Now don't get me wrong, Ubisoft does recognize that these games were a huge critical and monetary success (they even took the time to release a collection of them for the current generation of consoles). Yet they don't seem to realize why. The answer is the thing that makes any narrative work: character development. Ezio Auditore is the best assassin in the series, and one of the best characters in gaming over the past decade. Why? He got three games to evolve. With three fifteen-hour stories, we saw Ezio go from a risk-taking teenager to the greatest assassin in the history of the Creed. In between that, we were given revenge stories and love stories and comedies. Ezio's games offered every type of story, and they created a character that earned his great legacy. Since then, aspects of his personality have been copied over to assassins like Arno and Jacob, but they don't feel nearly the same. Perhaps Ubisoft's problem is that they covered so much ground in the Ezio games. Maybe it is hard for them to find new stories to tell and to make assassins different from each other. Yet with series like The Witcher and Persona, that's not a good enough excuse. There are always new stories to tell and new characters to create. There is always room for innovation.

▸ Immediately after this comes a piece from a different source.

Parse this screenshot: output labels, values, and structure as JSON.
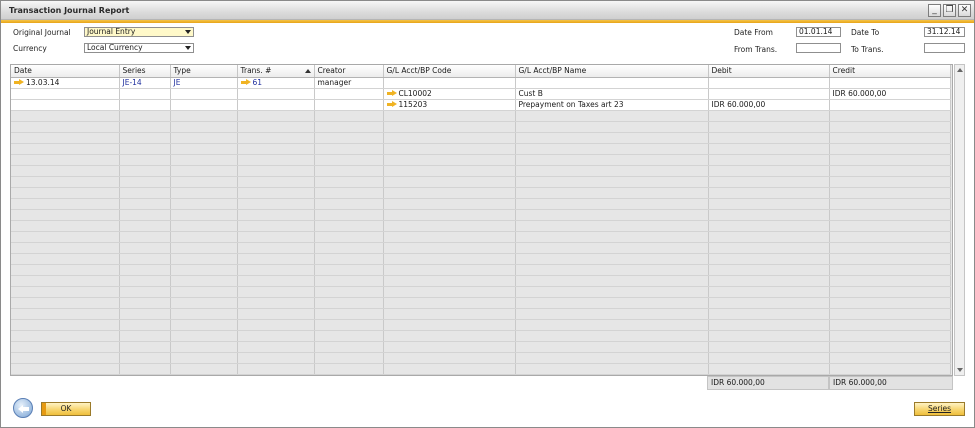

My wish for Assassin's Creed is not necessarily to learn from other series, but rather to learn from itself. The Ezio Trilogy worked because it was a trilogy. To deliver another great assassin, they need to focus on them for more than one game. Pick a setting (China or Japan, please) that can support multiple games, and develop the new lead character over time. Like with Ezio, show us their entire life. Tell different stories with them, and introduce new concepts and side characters. Today, it seems that as soon as we begin to feel comfortable with an assassin and grow attached, they're taken away and replaced. I would have loved it if each numbered Assassin's Creed was the start of a new trilogy focused on one character. Maybe Edward would grow to be as great as Ezio, and maybe Connor would have been a bit less terrible. While the opportunity may have been passed up multiple times already, there's still a chance to take it going forward.
If you've made it this far, you clearly care about this series as much as I do. Make no mistake, I do love the Assassin's Creed games. I'm only critical because I want them to be better, and I know that they can be. I hope I'll enjoy the story of AC Origins, but I'm fully prepared to be disappointed yet again. Obviously, I'm glad to hear that the gameplay is better than ever, but for Assassin's Creed to be all that it can be the writing also needs to improve. If it doesn't, I'll never be able to stop looking at the games of the past, and the assassins will never be able to escape Ezio's shadow.